could be quite annoying for users to see options appearing or disappearing
while they are working especially if the admin performs multiple changes (in
which case using the session is enough).

If for some reason you want to take this change immediately into account,
you'll have just to expire the cache and the user control flow will take
care of loading new data into the cache...

Patrice

--

"Guadala Harry" <GM**@NoSpam.com> a écrit dans le message de
news:OX**************@tk2msftngp13.phx.gbl...
Patrice,

Thanks for the response.

FWIW: rather unusual requirements happen all the time (that's why they pay
us the big bucks! - right!?)... and their presence and associated unusual
solutions don't necessarily imply that anything is being done improperly.
While I was somewhat vague in my OP, think about an app with security: an
admin can go in and modifies per-user permissions on something while users
are logged in. I currently have a security "gate keeper" class that will
ultimately provide up-to-the-nonosecond security - making the cached data
not so critical. But I'd like to make the user's experience a bit easier

in
the case of such an unlikely scenario in which a user logs on and can

access
something, and while the user is logged in, and admin comes in and changes
permissions on what that user can access. I'm just going the extra mile

and
modifying what the user can see (which is cached as described in the OP)
before they get blocked by the security class. Just trynig to make the
user's experience a bit easier. I hope this makes sense.

Cheers!
"Patrice" <no****@nowhere.com> wrote in message
news:eB**************@TK2MSFTNGP11.phx.gbl...
Yes (won't matter anyway if you shield this implementation detail from

your
app by using an intermediate class). That said the requirement of having
those data updated by an admin while users are offline is reather unusual.
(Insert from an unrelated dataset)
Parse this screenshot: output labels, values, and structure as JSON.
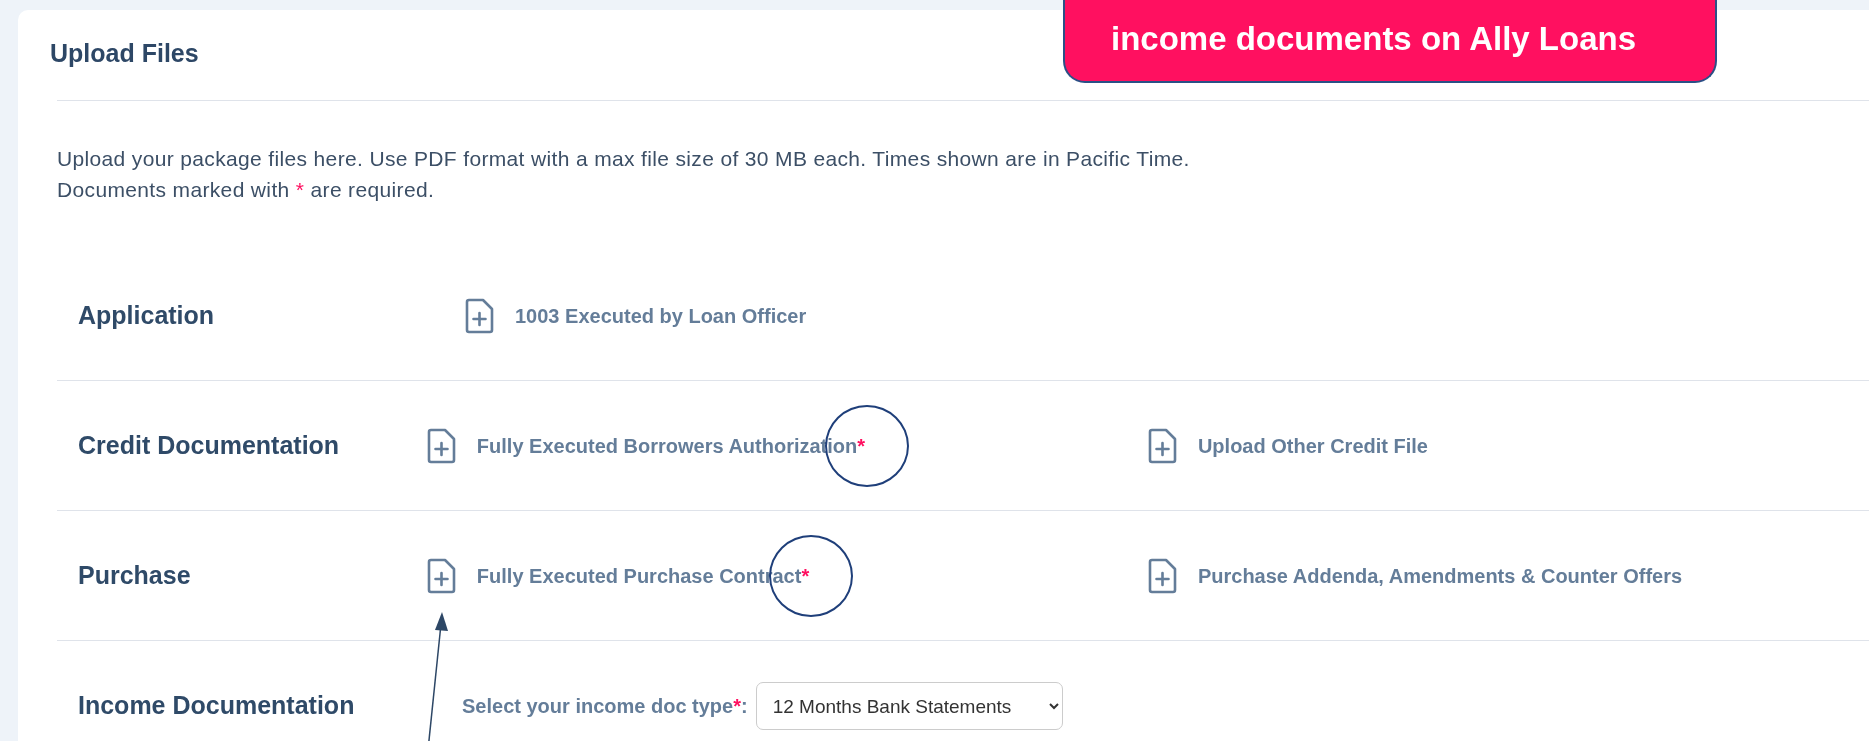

Is it really impossible to have this handled properly (you shouldn't store data in the cache when they are not needed, it shouldn't be updated
directly).

Patrice
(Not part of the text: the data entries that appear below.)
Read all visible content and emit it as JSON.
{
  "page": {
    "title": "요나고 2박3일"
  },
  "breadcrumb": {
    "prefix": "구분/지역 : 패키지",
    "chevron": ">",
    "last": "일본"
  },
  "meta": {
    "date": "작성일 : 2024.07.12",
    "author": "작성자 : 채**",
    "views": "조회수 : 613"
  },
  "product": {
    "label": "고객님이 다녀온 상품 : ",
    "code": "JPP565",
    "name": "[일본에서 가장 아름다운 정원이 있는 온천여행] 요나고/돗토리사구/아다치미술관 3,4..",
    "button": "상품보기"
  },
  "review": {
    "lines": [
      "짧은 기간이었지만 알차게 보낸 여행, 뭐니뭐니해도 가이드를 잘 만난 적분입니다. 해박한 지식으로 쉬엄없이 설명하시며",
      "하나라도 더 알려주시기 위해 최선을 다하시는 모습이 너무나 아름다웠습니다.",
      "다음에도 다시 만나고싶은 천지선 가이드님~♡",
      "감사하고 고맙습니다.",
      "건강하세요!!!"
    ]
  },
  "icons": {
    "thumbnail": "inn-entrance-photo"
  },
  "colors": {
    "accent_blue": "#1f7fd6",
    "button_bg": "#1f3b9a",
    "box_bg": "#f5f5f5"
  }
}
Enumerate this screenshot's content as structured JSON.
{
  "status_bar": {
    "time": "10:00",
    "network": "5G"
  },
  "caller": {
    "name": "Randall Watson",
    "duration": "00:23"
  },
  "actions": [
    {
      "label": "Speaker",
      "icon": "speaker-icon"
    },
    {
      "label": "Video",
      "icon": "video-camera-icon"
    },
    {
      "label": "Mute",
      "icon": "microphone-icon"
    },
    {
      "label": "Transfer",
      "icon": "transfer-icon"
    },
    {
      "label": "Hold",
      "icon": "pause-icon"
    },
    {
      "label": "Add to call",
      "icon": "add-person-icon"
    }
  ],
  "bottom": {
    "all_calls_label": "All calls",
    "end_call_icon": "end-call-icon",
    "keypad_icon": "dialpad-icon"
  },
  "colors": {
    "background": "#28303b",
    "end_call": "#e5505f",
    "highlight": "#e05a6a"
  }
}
--

"Guadala Harry" <GM**@NoSpam.com> a écrit dans le message de
news:er**************@TK2MSFTNGP12.phx.gbl...
> Is there any way for one Session to remove and update objects in another > Session? I seriously doubt it, but thought I'd ask. Here's why: I have
some
> data that is unique per user (or per session - similar to "welcome back, > Jim" after Jim logs in) and consumed across multiple pages. This "per
user"
> data lives in a database, so toward improving runtime performance I want to
> cache data supporting this and similar per user features. Because the

data
> changes per user, output caching the page is out (at least I don't want
to
> cache per Custom right now). So, I'm looking at storing this per-user

data
> in either the Cache object or in Session state.
>
> I think Session state would normally be the obvious choice - however -

one
> more important consideration that throws a wrench into that

conventional > wisdom is that I need to let administrators of this application modify
this
> "per user" data - perhaps while users are online... so if the data is
stored
> in session, then the user would not get the new data until they

establish
a
> new session... so now storing this data in the Cache seems to make sense > because it's relatively easy for any session to remove/update data in

the
> Cache.
>
> So, given the requirements as described (and my somewhat limited

knowledge
> of ASP.NET), am I correct to conclude that this data should go into the > Cache and not Session? Are there alternatives to Cache and Session that > would make sense for this scenario?
>
> Thanks!
>
>



Nov 18 '05 #5

This discussion thread is closed

Replies have been disabled for this discussion.